▸ **Try it**:
Count how many lines in the material below hold the word "true"; the reply is that number alone.
<<<<
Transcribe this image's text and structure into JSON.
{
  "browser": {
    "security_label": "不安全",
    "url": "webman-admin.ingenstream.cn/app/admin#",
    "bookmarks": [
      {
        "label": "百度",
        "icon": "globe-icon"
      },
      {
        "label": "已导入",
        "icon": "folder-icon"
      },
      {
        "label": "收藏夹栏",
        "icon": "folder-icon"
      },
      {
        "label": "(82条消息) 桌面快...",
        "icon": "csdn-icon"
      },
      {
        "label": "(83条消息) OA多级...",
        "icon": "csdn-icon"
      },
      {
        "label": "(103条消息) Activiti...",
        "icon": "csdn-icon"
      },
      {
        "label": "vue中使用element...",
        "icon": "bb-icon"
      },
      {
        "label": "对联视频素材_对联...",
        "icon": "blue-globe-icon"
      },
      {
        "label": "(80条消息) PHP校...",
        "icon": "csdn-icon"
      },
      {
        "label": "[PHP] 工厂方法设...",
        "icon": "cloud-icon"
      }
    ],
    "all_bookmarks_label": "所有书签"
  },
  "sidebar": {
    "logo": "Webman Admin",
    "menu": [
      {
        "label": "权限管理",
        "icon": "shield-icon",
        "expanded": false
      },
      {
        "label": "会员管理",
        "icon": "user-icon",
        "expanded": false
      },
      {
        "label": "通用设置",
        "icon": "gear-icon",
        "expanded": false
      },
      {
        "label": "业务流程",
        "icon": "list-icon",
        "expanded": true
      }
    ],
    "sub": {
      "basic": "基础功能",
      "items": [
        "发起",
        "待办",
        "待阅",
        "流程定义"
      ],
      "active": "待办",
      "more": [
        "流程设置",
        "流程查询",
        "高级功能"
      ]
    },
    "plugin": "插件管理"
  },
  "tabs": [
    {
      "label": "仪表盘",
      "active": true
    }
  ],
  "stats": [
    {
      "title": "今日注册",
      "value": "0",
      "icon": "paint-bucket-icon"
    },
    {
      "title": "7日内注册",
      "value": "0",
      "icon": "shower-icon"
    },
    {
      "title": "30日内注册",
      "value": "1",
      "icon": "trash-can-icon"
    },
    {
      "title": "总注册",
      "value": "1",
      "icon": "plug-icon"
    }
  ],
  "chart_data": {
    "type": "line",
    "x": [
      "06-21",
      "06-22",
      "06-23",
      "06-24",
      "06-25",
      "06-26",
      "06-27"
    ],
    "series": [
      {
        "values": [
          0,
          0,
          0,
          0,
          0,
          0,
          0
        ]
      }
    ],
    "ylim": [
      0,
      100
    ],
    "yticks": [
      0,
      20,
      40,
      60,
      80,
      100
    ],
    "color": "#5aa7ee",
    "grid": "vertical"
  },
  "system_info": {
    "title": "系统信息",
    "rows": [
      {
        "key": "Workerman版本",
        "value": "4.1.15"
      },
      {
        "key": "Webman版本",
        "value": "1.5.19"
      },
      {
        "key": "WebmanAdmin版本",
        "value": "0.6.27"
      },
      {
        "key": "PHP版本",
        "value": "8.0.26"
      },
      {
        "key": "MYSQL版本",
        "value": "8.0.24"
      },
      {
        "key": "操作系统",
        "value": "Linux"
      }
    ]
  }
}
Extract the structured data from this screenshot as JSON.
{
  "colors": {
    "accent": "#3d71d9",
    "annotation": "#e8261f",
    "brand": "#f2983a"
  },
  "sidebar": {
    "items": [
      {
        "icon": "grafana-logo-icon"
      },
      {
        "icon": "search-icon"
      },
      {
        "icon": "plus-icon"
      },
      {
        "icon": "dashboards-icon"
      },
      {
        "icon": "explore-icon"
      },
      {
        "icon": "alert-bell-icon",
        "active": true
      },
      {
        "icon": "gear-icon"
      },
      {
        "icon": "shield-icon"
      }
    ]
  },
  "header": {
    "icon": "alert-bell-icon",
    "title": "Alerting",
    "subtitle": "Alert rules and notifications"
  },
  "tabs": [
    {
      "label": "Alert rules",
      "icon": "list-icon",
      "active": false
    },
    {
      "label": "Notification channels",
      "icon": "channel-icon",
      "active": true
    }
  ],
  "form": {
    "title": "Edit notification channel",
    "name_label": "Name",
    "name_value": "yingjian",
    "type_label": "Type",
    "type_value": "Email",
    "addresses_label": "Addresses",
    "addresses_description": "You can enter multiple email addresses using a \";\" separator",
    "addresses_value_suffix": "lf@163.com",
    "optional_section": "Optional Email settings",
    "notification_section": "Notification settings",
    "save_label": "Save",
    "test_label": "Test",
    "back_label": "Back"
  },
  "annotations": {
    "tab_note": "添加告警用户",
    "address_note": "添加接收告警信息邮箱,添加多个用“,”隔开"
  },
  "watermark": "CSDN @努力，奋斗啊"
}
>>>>
▸ **Task response**:
4